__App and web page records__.
================

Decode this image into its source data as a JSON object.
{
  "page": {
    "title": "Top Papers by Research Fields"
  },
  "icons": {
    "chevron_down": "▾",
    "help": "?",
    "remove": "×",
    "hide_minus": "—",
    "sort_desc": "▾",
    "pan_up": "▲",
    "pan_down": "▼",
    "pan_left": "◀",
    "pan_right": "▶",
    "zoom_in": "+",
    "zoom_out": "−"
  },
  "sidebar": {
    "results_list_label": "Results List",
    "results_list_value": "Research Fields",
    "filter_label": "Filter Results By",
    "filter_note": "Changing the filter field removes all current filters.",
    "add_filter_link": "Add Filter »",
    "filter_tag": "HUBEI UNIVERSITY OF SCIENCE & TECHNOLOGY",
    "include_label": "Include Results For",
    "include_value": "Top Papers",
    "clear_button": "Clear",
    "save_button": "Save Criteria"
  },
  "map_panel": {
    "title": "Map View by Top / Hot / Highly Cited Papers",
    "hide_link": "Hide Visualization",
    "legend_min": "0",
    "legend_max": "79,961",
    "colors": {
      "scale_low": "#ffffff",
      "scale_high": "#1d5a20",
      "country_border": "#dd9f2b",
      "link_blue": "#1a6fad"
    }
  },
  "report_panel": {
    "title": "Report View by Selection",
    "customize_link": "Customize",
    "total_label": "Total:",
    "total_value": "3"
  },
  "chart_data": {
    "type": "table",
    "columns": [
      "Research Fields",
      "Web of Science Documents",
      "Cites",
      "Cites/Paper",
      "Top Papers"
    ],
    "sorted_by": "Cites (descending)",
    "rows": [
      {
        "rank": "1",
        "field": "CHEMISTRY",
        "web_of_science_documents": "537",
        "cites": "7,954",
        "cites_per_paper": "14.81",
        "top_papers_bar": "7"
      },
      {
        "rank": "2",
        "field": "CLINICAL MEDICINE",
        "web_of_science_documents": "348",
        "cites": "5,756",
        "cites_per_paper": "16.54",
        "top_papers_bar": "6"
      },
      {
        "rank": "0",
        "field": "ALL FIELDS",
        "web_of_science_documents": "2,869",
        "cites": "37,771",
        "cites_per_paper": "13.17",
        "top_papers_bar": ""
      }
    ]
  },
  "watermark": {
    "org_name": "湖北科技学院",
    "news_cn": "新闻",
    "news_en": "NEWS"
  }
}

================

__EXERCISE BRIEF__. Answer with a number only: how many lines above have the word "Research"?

__SOLUTION__. 3